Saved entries
== == ==

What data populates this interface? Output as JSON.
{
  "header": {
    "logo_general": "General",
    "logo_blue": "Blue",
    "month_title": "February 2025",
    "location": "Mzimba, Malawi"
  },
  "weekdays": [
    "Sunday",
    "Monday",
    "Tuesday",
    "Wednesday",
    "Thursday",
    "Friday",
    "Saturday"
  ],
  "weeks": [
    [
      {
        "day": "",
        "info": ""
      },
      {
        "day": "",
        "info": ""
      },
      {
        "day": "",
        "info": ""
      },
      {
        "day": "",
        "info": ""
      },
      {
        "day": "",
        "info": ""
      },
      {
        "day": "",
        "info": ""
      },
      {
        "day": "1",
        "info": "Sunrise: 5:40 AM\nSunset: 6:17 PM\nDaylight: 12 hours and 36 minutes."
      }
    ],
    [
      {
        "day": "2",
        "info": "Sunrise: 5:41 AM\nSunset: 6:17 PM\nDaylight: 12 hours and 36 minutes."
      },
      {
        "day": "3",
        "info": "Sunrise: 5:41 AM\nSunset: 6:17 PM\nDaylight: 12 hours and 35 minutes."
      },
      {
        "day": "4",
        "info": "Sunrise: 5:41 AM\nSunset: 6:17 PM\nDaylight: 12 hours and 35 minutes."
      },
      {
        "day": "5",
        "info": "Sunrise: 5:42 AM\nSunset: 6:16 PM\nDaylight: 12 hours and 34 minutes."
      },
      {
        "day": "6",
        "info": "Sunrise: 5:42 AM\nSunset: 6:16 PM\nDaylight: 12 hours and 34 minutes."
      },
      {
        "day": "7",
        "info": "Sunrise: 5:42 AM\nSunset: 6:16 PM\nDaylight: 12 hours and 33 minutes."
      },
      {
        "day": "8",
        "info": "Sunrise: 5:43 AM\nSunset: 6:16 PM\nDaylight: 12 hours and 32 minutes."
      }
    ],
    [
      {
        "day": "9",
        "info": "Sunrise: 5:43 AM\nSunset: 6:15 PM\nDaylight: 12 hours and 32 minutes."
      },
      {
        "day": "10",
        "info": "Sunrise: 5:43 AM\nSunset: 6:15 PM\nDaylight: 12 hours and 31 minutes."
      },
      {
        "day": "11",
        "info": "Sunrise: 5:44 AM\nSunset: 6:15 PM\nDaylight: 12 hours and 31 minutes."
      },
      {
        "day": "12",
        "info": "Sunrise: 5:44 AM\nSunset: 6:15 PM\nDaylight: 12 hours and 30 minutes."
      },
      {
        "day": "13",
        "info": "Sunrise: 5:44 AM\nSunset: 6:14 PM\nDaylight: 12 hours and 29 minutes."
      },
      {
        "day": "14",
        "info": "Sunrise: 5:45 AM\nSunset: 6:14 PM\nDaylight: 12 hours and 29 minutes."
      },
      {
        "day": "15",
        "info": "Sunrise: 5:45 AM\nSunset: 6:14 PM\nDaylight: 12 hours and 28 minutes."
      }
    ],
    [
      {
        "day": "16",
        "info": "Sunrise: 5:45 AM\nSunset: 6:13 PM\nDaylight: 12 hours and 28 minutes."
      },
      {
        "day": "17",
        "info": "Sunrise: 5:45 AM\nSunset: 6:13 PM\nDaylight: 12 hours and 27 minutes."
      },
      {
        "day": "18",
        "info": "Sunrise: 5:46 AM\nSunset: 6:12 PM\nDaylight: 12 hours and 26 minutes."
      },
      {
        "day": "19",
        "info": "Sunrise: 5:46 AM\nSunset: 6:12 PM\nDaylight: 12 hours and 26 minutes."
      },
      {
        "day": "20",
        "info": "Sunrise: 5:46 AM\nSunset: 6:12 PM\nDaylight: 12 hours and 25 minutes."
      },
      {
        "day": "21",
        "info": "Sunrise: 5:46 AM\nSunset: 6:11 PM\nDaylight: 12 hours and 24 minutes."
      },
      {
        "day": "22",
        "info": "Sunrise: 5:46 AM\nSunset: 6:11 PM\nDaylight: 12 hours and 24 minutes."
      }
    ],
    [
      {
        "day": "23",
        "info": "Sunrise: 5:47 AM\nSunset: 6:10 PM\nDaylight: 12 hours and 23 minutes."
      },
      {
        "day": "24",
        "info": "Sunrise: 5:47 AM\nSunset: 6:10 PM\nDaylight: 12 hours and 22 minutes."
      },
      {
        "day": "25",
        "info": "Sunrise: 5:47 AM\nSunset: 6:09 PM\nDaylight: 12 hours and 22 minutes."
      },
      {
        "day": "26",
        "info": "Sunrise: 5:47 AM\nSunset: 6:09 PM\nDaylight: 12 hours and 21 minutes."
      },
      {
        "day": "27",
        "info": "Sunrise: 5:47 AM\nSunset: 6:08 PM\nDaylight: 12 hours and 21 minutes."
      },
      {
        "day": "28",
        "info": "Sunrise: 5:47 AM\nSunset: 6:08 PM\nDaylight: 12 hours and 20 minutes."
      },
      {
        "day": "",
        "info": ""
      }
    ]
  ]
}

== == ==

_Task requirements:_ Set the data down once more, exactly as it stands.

_Solution:_
What data populates this interface? Output as JSON.
{
  "header": {
    "logo_general": "General",
    "logo_blue": "Blue",
    "month_title": "February 2025",
    "location": "Mzimba, Malawi"
  },
  "weekdays": [
    "Sunday",
    "Monday",
    "Tuesday",
    "Wednesday",
    "Thursday",
    "Friday",
    "Saturday"
  ],
  "weeks": [
    [
      {
        "day": "",
        "info": ""
      },
      {
        "day": "",
        "info": ""
      },
      {
        "day": "",
        "info": ""
      },
      {
        "day": "",
        "info": ""
      },
      {
        "day": "",
        "info": ""
      },
      {
        "day": "",
        "info": ""
      },
      {
        "day": "1",
        "info": "Sunrise: 5:40 AM\nSunset: 6:17 PM\nDaylight: 12 hours and 36 minutes."
      }
    ],
    [
      {
        "day": "2",
        "info": "Sunrise: 5:41 AM\nSunset: 6:17 PM\nDaylight: 12 hours and 36 minutes."
      },
      {
        "day": "3",
        "info": "Sunrise: 5:41 AM\nSunset: 6:17 PM\nDaylight: 12 hours and 35 minutes."
      },
      {
        "day": "4",
        "info": "Sunrise: 5:41 AM\nSunset: 6:17 PM\nDaylight: 12 hours and 35 minutes."
      },
      {
        "day": "5",
        "info": "Sunrise: 5:42 AM\nSunset: 6:16 PM\nDaylight: 12 hours and 34 minutes."
      },
      {
        "day": "6",
        "info": "Sunrise: 5:42 AM\nSunset: 6:16 PM\nDaylight: 12 hours and 34 minutes."
      },
      {
        "day": "7",
        "info": "Sunrise: 5:42 AM\nSunset: 6:16 PM\nDaylight: 12 hours and 33 minutes."
      },
      {
        "day": "8",
        "info": "Sunrise: 5:43 AM\nSunset: 6:16 PM\nDaylight: 12 hours and 32 minutes."
      }
    ],
    [
      {
        "day": "9",
        "info": "Sunrise: 5:43 AM\nSunset: 6:15 PM\nDaylight: 12 hours and 32 minutes."
      },
      {
        "day": "10",
        "info": "Sunrise: 5:43 AM\nSunset: 6:15 PM\nDaylight: 12 hours and 31 minutes."
      },
      {
        "day": "11",
        "info": "Sunrise: 5:44 AM\nSunset: 6:15 PM\nDaylight: 12 hours and 31 minutes."
      },
      {
        "day": "12",
        "info": "Sunrise: 5:44 AM\nSunset: 6:15 PM\nDaylight: 12 hours and 30 minutes."
      },
      {
        "day": "13",
        "info": "Sunrise: 5:44 AM\nSunset: 6:14 PM\nDaylight: 12 hours and 29 minutes."
      },
      {
        "day": "14",
        "info": "Sunrise: 5:45 AM\nSunset: 6:14 PM\nDaylight: 12 hours and 29 minutes."
      },
      {
        "day": "15",
        "info": "Sunrise: 5:45 AM\nSunset: 6:14 PM\nDaylight: 12 hours and 28 minutes."
      }
    ],
    [
      {
        "day": "16",
        "info": "Sunrise: 5:45 AM\nSunset: 6:13 PM\nDaylight: 12 hours and 28 minutes."
      },
      {
        "day": "17",
        "info": "Sunrise: 5:45 AM\nSunset: 6:13 PM\nDaylight: 12 hours and 27 minutes."
      },
      {
        "day": "18",
        "info": "Sunrise: 5:46 AM\nSunset: 6:12 PM\nDaylight: 12 hours and 26 minutes."
      },
      {
        "day": "19",
        "info": "Sunrise: 5:46 AM\nSunset: 6:12 PM\nDaylight: 12 hours and 26 minutes."
      },
      {
        "day": "20",
        "info": "Sunrise: 5:46 AM\nSunset: 6:12 PM\nDaylight: 12 hours and 25 minutes."
      },
      {
        "day": "21",
        "info": "Sunrise: 5:46 AM\nSunset: 6:11 PM\nDaylight: 12 hours and 24 minutes."
      },
      {
        "day": "22",
        "info": "Sunrise: 5:46 AM\nSunset: 6:11 PM\nDaylight: 12 hours and 24 minutes."
      }
    ],
    [
      {
        "day": "23",
        "info": "Sunrise: 5:47 AM\nSunset: 6:10 PM\nDaylight: 12 hours and 23 minutes."
      },
      {
        "day": "24",
        "info": "Sunrise: 5:47 AM\nSunset: 6:10 PM\nDaylight: 12 hours and 22 minutes."
      },
      {
        "day": "25",
        "info": "Sunrise: 5:47 AM\nSunset: 6:09 PM\nDaylight: 12 hours and 22 minutes."
      },
      {
        "day": "26",
        "info": "Sunrise: 5:47 AM\nSunset: 6:09 PM\nDaylight: 12 hours and 21 minutes."
      },
      {
        "day": "27",
        "info": "Sunrise: 5:47 AM\nSunset: 6:08 PM\nDaylight: 12 hours and 21 minutes."
      },
      {
        "day": "28",
        "info": "Sunrise: 5:47 AM\nSunset: 6:08 PM\nDaylight: 12 hours and 20 minutes."
      },
      {
        "day": "",
        "info": ""
      }
    ]
  ]
}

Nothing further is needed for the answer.